▶ GOAL OF THE EXERCISE: Could you find every line in the entries below that holds the word "CCTV" and copy it?

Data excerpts

▼

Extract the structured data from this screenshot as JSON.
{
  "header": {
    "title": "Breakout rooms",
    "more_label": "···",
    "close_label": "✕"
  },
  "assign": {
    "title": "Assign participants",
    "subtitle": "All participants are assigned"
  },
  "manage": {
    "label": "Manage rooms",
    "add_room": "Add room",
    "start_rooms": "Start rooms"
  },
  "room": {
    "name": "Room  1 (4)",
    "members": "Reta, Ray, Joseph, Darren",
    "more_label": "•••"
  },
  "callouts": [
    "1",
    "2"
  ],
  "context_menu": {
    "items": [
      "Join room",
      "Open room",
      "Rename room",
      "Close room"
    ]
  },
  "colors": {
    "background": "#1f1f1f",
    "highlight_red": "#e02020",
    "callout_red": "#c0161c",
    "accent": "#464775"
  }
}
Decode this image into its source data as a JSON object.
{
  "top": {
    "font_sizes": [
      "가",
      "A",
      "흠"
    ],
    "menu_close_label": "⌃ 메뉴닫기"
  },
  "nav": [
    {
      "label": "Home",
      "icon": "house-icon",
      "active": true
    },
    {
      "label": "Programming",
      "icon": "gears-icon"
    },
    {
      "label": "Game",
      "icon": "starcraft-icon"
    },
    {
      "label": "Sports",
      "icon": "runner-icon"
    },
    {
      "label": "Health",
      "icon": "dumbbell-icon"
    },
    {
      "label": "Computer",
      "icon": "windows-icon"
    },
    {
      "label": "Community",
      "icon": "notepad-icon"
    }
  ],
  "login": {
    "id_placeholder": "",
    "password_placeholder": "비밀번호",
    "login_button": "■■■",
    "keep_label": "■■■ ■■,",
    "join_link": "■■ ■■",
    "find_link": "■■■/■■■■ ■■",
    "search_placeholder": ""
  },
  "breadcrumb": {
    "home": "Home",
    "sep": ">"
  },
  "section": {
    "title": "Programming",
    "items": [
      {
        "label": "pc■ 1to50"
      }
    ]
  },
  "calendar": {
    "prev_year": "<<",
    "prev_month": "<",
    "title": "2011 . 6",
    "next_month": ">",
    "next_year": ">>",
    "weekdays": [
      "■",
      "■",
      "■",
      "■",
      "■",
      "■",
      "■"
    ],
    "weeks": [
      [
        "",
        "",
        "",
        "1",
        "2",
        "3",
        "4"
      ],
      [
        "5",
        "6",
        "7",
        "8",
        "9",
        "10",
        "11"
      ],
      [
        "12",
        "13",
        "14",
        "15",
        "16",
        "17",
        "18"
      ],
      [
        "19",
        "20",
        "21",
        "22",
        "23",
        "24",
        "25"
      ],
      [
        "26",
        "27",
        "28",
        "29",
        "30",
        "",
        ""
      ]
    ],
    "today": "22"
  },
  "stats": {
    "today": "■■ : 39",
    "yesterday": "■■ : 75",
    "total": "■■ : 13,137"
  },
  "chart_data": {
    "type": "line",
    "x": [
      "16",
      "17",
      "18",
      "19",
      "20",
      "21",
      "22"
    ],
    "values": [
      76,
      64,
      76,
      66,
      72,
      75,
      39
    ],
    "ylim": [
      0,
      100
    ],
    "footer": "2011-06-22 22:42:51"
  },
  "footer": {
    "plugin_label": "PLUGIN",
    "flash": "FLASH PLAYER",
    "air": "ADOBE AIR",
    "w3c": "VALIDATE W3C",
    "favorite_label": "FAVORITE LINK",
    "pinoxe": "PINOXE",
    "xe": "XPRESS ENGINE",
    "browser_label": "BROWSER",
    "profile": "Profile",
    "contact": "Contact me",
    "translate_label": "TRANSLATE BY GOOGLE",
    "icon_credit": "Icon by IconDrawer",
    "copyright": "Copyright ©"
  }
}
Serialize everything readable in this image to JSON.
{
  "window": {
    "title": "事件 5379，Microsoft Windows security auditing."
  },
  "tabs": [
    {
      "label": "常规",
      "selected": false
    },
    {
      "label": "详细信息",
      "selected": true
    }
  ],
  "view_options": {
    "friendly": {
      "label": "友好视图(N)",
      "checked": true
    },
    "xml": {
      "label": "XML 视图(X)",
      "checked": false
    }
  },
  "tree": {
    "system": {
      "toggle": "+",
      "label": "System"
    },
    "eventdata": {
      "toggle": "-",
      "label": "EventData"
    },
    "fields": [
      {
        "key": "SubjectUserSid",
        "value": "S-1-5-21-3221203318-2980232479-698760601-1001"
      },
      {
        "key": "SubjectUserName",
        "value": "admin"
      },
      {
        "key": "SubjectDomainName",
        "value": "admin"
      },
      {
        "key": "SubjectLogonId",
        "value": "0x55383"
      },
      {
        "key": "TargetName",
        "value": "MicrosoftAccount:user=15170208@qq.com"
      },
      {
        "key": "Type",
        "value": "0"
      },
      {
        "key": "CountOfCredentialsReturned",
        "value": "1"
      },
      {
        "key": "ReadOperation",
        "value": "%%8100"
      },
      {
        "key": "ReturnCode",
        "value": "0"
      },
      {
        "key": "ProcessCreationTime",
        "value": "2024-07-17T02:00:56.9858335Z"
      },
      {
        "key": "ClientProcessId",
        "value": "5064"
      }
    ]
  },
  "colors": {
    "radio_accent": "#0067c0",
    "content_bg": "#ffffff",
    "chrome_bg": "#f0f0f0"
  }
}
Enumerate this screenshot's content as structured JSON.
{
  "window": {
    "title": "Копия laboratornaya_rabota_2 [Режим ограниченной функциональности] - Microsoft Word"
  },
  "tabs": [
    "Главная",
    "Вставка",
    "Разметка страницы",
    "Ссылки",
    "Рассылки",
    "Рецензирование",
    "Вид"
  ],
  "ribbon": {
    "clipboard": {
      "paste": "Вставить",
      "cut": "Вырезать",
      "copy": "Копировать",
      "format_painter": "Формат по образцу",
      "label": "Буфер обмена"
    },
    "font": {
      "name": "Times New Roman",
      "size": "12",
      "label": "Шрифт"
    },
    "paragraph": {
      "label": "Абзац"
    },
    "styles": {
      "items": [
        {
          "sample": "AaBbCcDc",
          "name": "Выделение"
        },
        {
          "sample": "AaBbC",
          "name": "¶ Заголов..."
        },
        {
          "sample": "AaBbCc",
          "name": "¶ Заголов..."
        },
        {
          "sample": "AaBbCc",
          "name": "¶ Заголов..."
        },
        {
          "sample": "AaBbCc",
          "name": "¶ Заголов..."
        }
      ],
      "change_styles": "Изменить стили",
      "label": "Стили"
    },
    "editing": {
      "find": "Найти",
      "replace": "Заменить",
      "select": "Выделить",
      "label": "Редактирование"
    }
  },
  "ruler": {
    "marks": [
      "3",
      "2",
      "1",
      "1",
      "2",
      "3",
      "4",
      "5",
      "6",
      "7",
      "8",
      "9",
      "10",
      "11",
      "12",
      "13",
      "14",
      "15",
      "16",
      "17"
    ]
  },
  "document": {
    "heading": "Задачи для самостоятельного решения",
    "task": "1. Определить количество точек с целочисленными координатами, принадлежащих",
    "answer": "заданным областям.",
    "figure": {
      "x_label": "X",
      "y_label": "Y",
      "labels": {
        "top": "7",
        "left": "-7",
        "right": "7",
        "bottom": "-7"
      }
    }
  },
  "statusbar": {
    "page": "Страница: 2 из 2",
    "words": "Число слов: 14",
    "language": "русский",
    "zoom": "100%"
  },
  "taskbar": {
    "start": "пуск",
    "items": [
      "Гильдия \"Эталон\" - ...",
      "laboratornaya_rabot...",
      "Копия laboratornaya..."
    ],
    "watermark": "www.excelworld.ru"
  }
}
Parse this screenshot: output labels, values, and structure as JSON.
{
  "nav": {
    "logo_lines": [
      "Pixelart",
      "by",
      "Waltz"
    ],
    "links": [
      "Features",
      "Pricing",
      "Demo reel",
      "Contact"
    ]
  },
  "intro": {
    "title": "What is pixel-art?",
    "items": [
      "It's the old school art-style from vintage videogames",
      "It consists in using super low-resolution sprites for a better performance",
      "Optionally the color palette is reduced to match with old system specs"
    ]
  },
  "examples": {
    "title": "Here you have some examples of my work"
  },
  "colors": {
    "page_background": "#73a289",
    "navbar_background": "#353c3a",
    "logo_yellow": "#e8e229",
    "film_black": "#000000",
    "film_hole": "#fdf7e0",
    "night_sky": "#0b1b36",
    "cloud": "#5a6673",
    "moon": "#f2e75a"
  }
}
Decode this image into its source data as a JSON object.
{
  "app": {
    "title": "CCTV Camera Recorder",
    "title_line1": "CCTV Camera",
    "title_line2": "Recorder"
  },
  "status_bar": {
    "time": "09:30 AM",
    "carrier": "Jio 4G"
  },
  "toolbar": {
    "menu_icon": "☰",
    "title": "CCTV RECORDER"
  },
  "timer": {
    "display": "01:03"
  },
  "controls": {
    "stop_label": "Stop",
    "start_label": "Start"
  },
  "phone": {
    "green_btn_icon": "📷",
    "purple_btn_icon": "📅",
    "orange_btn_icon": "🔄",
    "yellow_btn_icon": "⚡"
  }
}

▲

▶ SOLUTION:
    "title": "CCTV Camera Recorder",
    "title_line1": "CCTV Camera",
    "title": "CCTV RECORDER"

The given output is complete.